EXERCISE REQUIREMENTS
Could you print each entry below verbatim while omitting the pictures?

START RECORDS FOR PROCESSING

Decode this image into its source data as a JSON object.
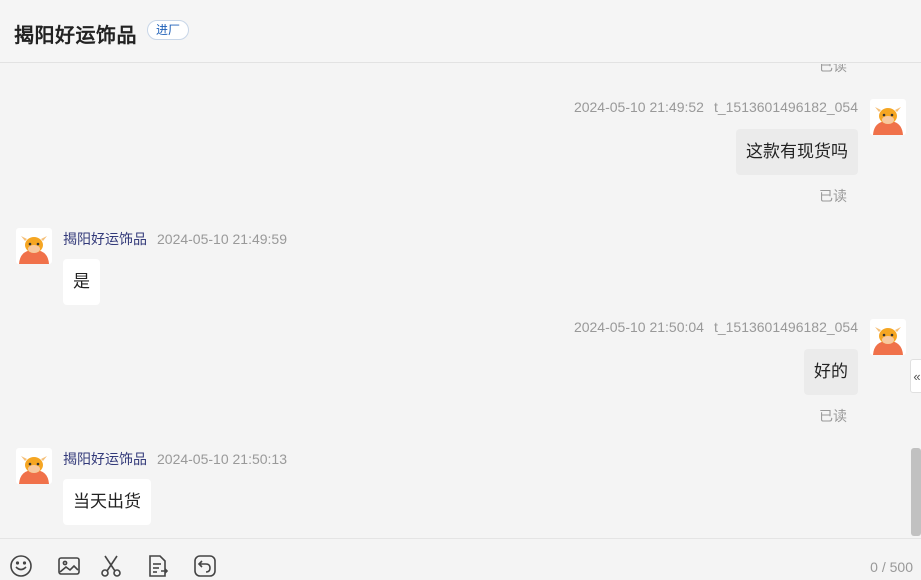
{
  "header": {
    "shop_name": "揭阳好运饰品",
    "tag": "进厂"
  },
  "messages": {
    "read_top": "已读",
    "m1": {
      "time": "2024-05-10 21:49:52",
      "uid": "t_1513601496182_054",
      "text": "这款有现货吗",
      "read": "已读"
    },
    "m2": {
      "sender": "揭阳好运饰品",
      "time": "2024-05-10 21:49:59",
      "text": "是"
    },
    "m3": {
      "time": "2024-05-10 21:50:04",
      "uid": "t_1513601496182_054",
      "text": "好的",
      "read": "已读"
    },
    "m4": {
      "sender": "揭阳好运饰品",
      "time": "2024-05-10 21:50:13",
      "text": "当天出货"
    }
  },
  "side": {
    "collapse_icon": "«"
  },
  "toolbar": {
    "icons": [
      "emoji-icon",
      "image-icon",
      "scissors-icon",
      "file-icon",
      "undo-icon"
    ],
    "counter": "0 / 500"
  },
  "colors": {
    "background": "#f4f4f4",
    "sender_name": "#333a7a",
    "tag_text": "#1d5fb8",
    "avatar": "#f0714a"
  }
}
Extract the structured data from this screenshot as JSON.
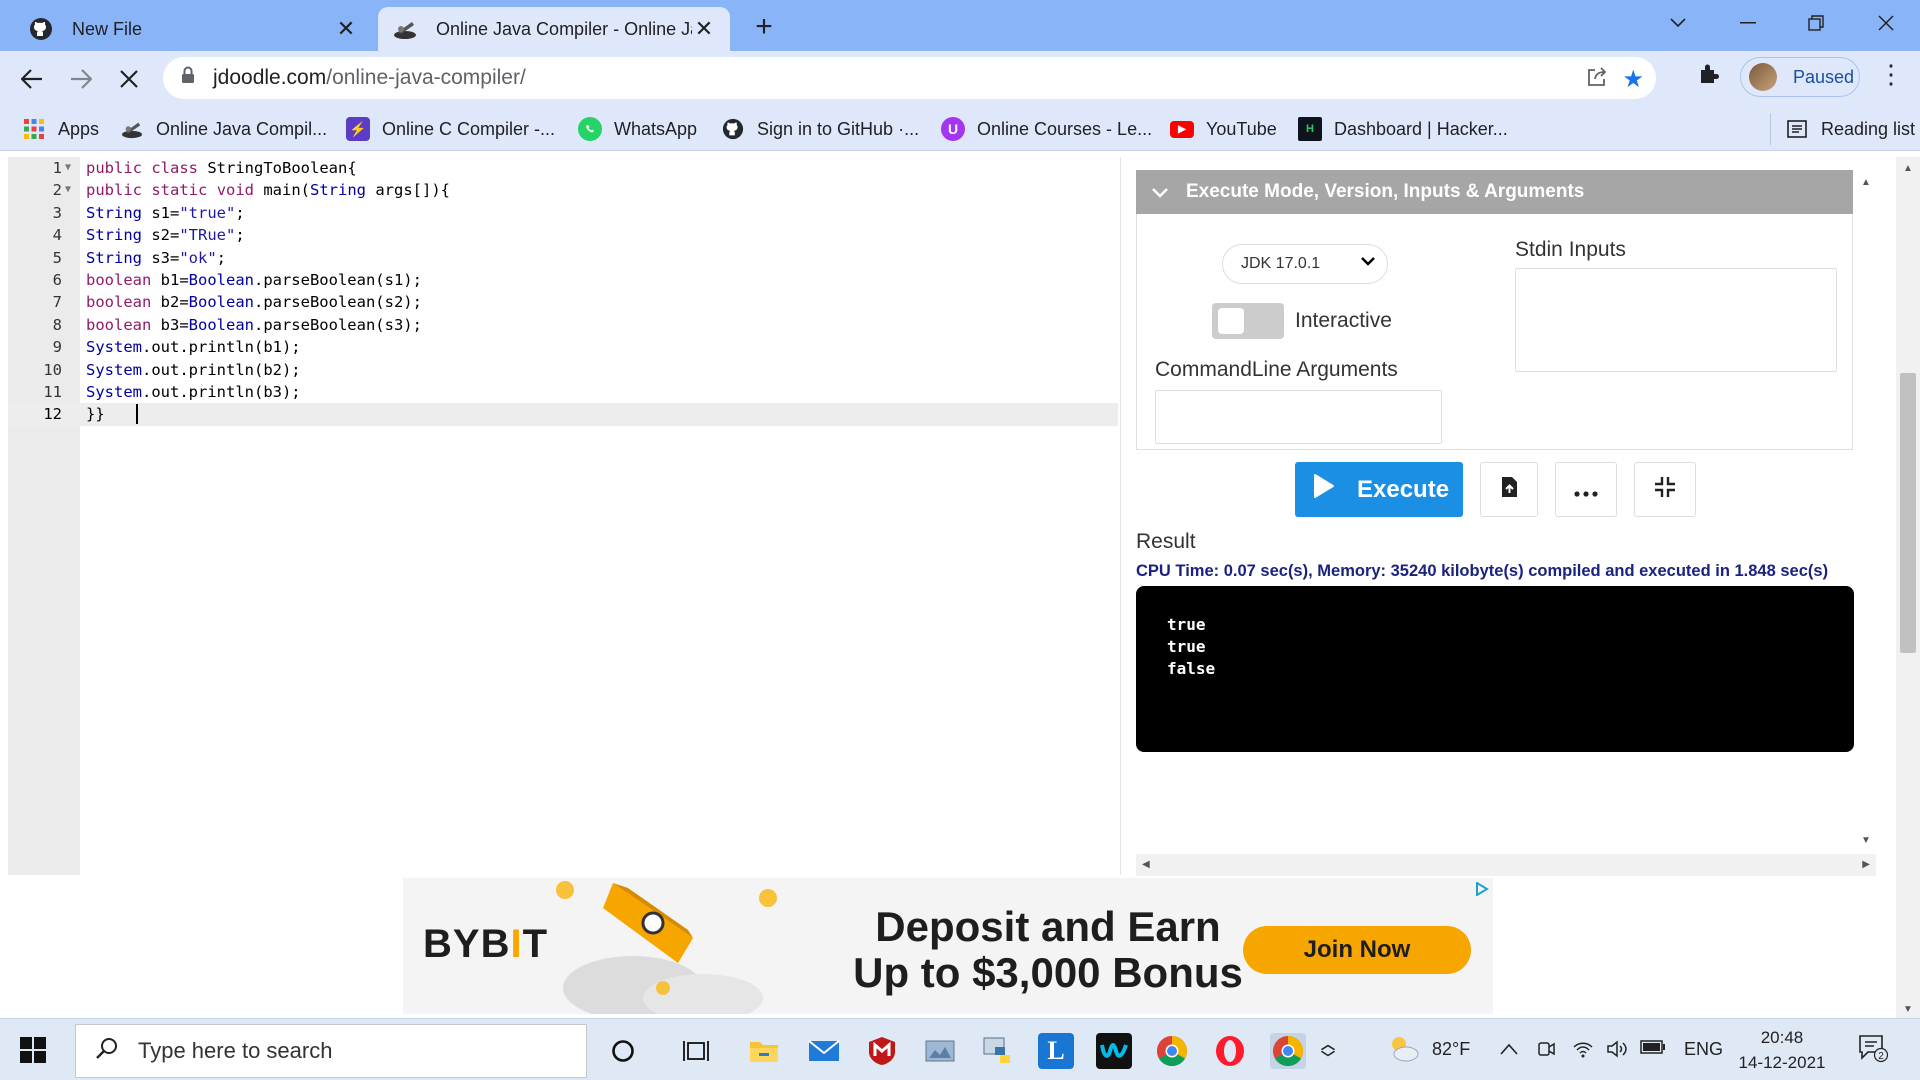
{
  "browser": {
    "tabs": [
      {
        "title": "New File",
        "icon": "github-icon",
        "active": false
      },
      {
        "title": "Online Java Compiler - Online Ja",
        "icon": "jdoodle-icon",
        "active": true
      }
    ],
    "new_tab": "+",
    "address": {
      "host": "jdoodle.com",
      "path": "/online-java-compiler/"
    },
    "profile_status": "Paused",
    "bookmarks": [
      {
        "label": "Apps",
        "icon": "apps-grid-icon"
      },
      {
        "label": "Online Java Compil...",
        "icon": "jdoodle-icon"
      },
      {
        "label": "Online C Compiler -...",
        "icon": "bolt-icon"
      },
      {
        "label": "WhatsApp",
        "icon": "whatsapp-icon"
      },
      {
        "label": "Sign in to GitHub ·...",
        "icon": "github-icon"
      },
      {
        "label": "Online Courses - Le...",
        "icon": "udemy-icon"
      },
      {
        "label": "YouTube",
        "icon": "youtube-icon"
      },
      {
        "label": "Dashboard | Hacker...",
        "icon": "hackerrank-icon"
      }
    ],
    "reading_list": "Reading list"
  },
  "editor": {
    "lines": [
      {
        "n": "1",
        "fold": true,
        "tokens": [
          [
            "kw",
            "public"
          ],
          [
            "t",
            " "
          ],
          [
            "kw",
            "class"
          ],
          [
            "t",
            " StringToBoolean{"
          ]
        ]
      },
      {
        "n": "2",
        "fold": true,
        "tokens": [
          [
            "kw",
            "public"
          ],
          [
            "t",
            " "
          ],
          [
            "kw",
            "static"
          ],
          [
            "t",
            " "
          ],
          [
            "kw",
            "void"
          ],
          [
            "t",
            " main("
          ],
          [
            "ty",
            "String"
          ],
          [
            "t",
            " args[]){"
          ]
        ]
      },
      {
        "n": "3",
        "fold": false,
        "tokens": [
          [
            "ty",
            "String"
          ],
          [
            "t",
            " s1="
          ],
          [
            "st",
            "\"true\""
          ],
          [
            "t",
            ";"
          ]
        ]
      },
      {
        "n": "4",
        "fold": false,
        "tokens": [
          [
            "ty",
            "String"
          ],
          [
            "t",
            " s2="
          ],
          [
            "st",
            "\"TRue\""
          ],
          [
            "t",
            ";"
          ]
        ]
      },
      {
        "n": "5",
        "fold": false,
        "tokens": [
          [
            "ty",
            "String"
          ],
          [
            "t",
            " s3="
          ],
          [
            "st",
            "\"ok\""
          ],
          [
            "t",
            ";"
          ]
        ]
      },
      {
        "n": "6",
        "fold": false,
        "tokens": [
          [
            "kw",
            "boolean"
          ],
          [
            "t",
            " b1="
          ],
          [
            "ty",
            "Boolean"
          ],
          [
            "t",
            ".parseBoolean(s1);"
          ]
        ]
      },
      {
        "n": "7",
        "fold": false,
        "tokens": [
          [
            "kw",
            "boolean"
          ],
          [
            "t",
            " b2="
          ],
          [
            "ty",
            "Boolean"
          ],
          [
            "t",
            ".parseBoolean(s2);"
          ]
        ]
      },
      {
        "n": "8",
        "fold": false,
        "tokens": [
          [
            "kw",
            "boolean"
          ],
          [
            "t",
            " b3="
          ],
          [
            "ty",
            "Boolean"
          ],
          [
            "t",
            ".parseBoolean(s3);"
          ]
        ]
      },
      {
        "n": "9",
        "fold": false,
        "tokens": [
          [
            "ty",
            "System"
          ],
          [
            "t",
            ".out.println(b1);"
          ]
        ]
      },
      {
        "n": "10",
        "fold": false,
        "tokens": [
          [
            "ty",
            "System"
          ],
          [
            "t",
            ".out.println(b2);"
          ]
        ]
      },
      {
        "n": "11",
        "fold": false,
        "tokens": [
          [
            "ty",
            "System"
          ],
          [
            "t",
            ".out.println(b3);"
          ]
        ]
      },
      {
        "n": "12",
        "fold": false,
        "active": true,
        "tokens": [
          [
            "t",
            "}} "
          ]
        ]
      }
    ]
  },
  "panel": {
    "header": "Execute Mode, Version, Inputs & Arguments",
    "jdk_version": "JDK 17.0.1",
    "interactive_label": "Interactive",
    "interactive_on": false,
    "stdin_label": "Stdin Inputs",
    "args_label": "CommandLine Arguments",
    "execute_label": "Execute",
    "result_label": "Result",
    "stats": "CPU Time: 0.07 sec(s), Memory: 35240 kilobyte(s) compiled and executed in 1.848 sec(s)",
    "output": [
      "true",
      "true",
      "false"
    ]
  },
  "ad": {
    "brand": "BYB",
    "brand_accent": "I",
    "brand_end": "T",
    "headline_1": "Deposit and Earn",
    "headline_2": "Up to $3,000 Bonus",
    "cta": "Join Now"
  },
  "taskbar": {
    "search_placeholder": "Type here to search",
    "weather": "82°F",
    "language": "ENG",
    "time": "20:48",
    "date": "14-12-2021",
    "notifications": "2"
  },
  "colors": {
    "chrome_frame": "#8ab4f8",
    "toolbar": "#dfe8fb",
    "execute_button": "#1a8fe3",
    "params_header": "#a6a6a6",
    "ad_accent": "#f7a600"
  }
}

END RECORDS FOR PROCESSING

OUTPUT
Decode this image into its source data as a JSON object.
{
  "header": {
    "shop_name": "揭阳好运饰品",
    "tag": "进厂"
  },
  "messages": {
    "read_top": "已读",
    "m1": {
      "time": "2024-05-10 21:49:52",
      "uid": "t_1513601496182_054",
      "text": "这款有现货吗",
      "read": "已读"
    },
    "m2": {
      "sender": "揭阳好运饰品",
      "time": "2024-05-10 21:49:59",
      "text": "是"
    },
    "m3": {
      "time": "2024-05-10 21:50:04",
      "uid": "t_1513601496182_054",
      "text": "好的",
      "read": "已读"
    },
    "m4": {
      "sender": "揭阳好运饰品",
      "time": "2024-05-10 21:50:13",
      "text": "当天出货"
    }
  },
  "side": {
    "collapse_icon": "«"
  },
  "toolbar": {
    "icons": [
      "emoji-icon",
      "image-icon",
      "scissors-icon",
      "file-icon",
      "undo-icon"
    ],
    "counter": "0 / 500"
  },
  "colors": {
    "background": "#f4f4f4",
    "sender_name": "#333a7a",
    "tag_text": "#1d5fb8",
    "avatar": "#f0714a"
  }
}
Extract the structured data from this screenshot as JSON.
{
  "browser": {
    "tabs": [
      {
        "title": "New File",
        "icon": "github-icon",
        "active": false
      },
      {
        "title": "Online Java Compiler - Online Ja",
        "icon": "jdoodle-icon",
        "active": true
      }
    ],
    "new_tab": "+",
    "address": {
      "host": "jdoodle.com",
      "path": "/online-java-compiler/"
    },
    "profile_status": "Paused",
    "bookmarks": [
      {
        "label": "Apps",
        "icon": "apps-grid-icon"
      },
      {
        "label": "Online Java Compil...",
        "icon": "jdoodle-icon"
      },
      {
        "label": "Online C Compiler -...",
        "icon": "bolt-icon"
      },
      {
        "label": "WhatsApp",
        "icon": "whatsapp-icon"
      },
      {
        "label": "Sign in to GitHub ·...",
        "icon": "github-icon"
      },
      {
        "label": "Online Courses - Le...",
        "icon": "udemy-icon"
      },
      {
        "label": "YouTube",
        "icon": "youtube-icon"
      },
      {
        "label": "Dashboard | Hacker...",
        "icon": "hackerrank-icon"
      }
    ],
    "reading_list": "Reading list"
  },
  "editor": {
    "lines": [
      {
        "n": "1",
        "fold": true,
        "tokens": [
          [
            "kw",
            "public"
          ],
          [
            "t",
            " "
          ],
          [
            "kw",
            "class"
          ],
          [
            "t",
            " StringToBoolean{"
          ]
        ]
      },
      {
        "n": "2",
        "fold": true,
        "tokens": [
          [
            "kw",
            "public"
          ],
          [
            "t",
            " "
          ],
          [
            "kw",
            "static"
          ],
          [
            "t",
            " "
          ],
          [
            "kw",
            "void"
          ],
          [
            "t",
            " main("
          ],
          [
            "ty",
            "String"
          ],
          [
            "t",
            " args[]){"
          ]
        ]
      },
      {
        "n": "3",
        "fold": false,
        "tokens": [
          [
            "ty",
            "String"
          ],
          [
            "t",
            " s1="
          ],
          [
            "st",
            "\"true\""
          ],
          [
            "t",
            ";"
          ]
        ]
      },
      {
        "n": "4",
        "fold": false,
        "tokens": [
          [
            "ty",
            "String"
          ],
          [
            "t",
            " s2="
          ],
          [
            "st",
            "\"TRue\""
          ],
          [
            "t",
            ";"
          ]
        ]
      },
      {
        "n": "5",
        "fold": false,
        "tokens": [
          [
            "ty",
            "String"
          ],
          [
            "t",
            " s3="
          ],
          [
            "st",
            "\"ok\""
          ],
          [
            "t",
            ";"
          ]
        ]
      },
      {
        "n": "6",
        "fold": false,
        "tokens": [
          [
            "kw",
            "boolean"
          ],
          [
            "t",
            " b1="
          ],
          [
            "ty",
            "Boolean"
          ],
          [
            "t",
            ".parseBoolean(s1);"
          ]
        ]
      },
      {
        "n": "7",
        "fold": false,
        "tokens": [
          [
            "kw",
            "boolean"
          ],
          [
            "t",
            " b2="
          ],
          [
            "ty",
            "Boolean"
          ],
          [
            "t",
            ".parseBoolean(s2);"
          ]
        ]
      },
      {
        "n": "8",
        "fold": false,
        "tokens": [
          [
            "kw",
            "boolean"
          ],
          [
            "t",
            " b3="
          ],
          [
            "ty",
            "Boolean"
          ],
          [
            "t",
            ".parseBoolean(s3);"
          ]
        ]
      },
      {
        "n": "9",
        "fold": false,
        "tokens": [
          [
            "ty",
            "System"
          ],
          [
            "t",
            ".out.println(b1);"
          ]
        ]
      },
      {
        "n": "10",
        "fold": false,
        "tokens": [
          [
            "ty",
            "System"
          ],
          [
            "t",
            ".out.println(b2);"
          ]
        ]
      },
      {
        "n": "11",
        "fold": false,
        "tokens": [
          [
            "ty",
            "System"
          ],
          [
            "t",
            ".out.println(b3);"
          ]
        ]
      },
      {
        "n": "12",
        "fold": false,
        "active": true,
        "tokens": [
          [
            "t",
            "}} "
          ]
        ]
      }
    ]
  },
  "panel": {
    "header": "Execute Mode, Version, Inputs & Arguments",
    "jdk_version": "JDK 17.0.1",
    "interactive_label": "Interactive",
    "interactive_on": false,
    "stdin_label": "Stdin Inputs",
    "args_label": "CommandLine Arguments",
    "execute_label": "Execute",
    "result_label": "Result",
    "stats": "CPU Time: 0.07 sec(s), Memory: 35240 kilobyte(s) compiled and executed in 1.848 sec(s)",
    "output": [
      "true",
      "true",
      "false"
    ]
  },
  "ad": {
    "brand": "BYB",
    "brand_accent": "I",
    "brand_end": "T",
    "headline_1": "Deposit and Earn",
    "headline_2": "Up to $3,000 Bonus",
    "cta": "Join Now"
  },
  "taskbar": {
    "search_placeholder": "Type here to search",
    "weather": "82°F",
    "language": "ENG",
    "time": "20:48",
    "date": "14-12-2021",
    "notifications": "2"
  },
  "colors": {
    "chrome_frame": "#8ab4f8",
    "toolbar": "#dfe8fb",
    "execute_button": "#1a8fe3",
    "params_header": "#a6a6a6",
    "ad_accent": "#f7a600"
  }
}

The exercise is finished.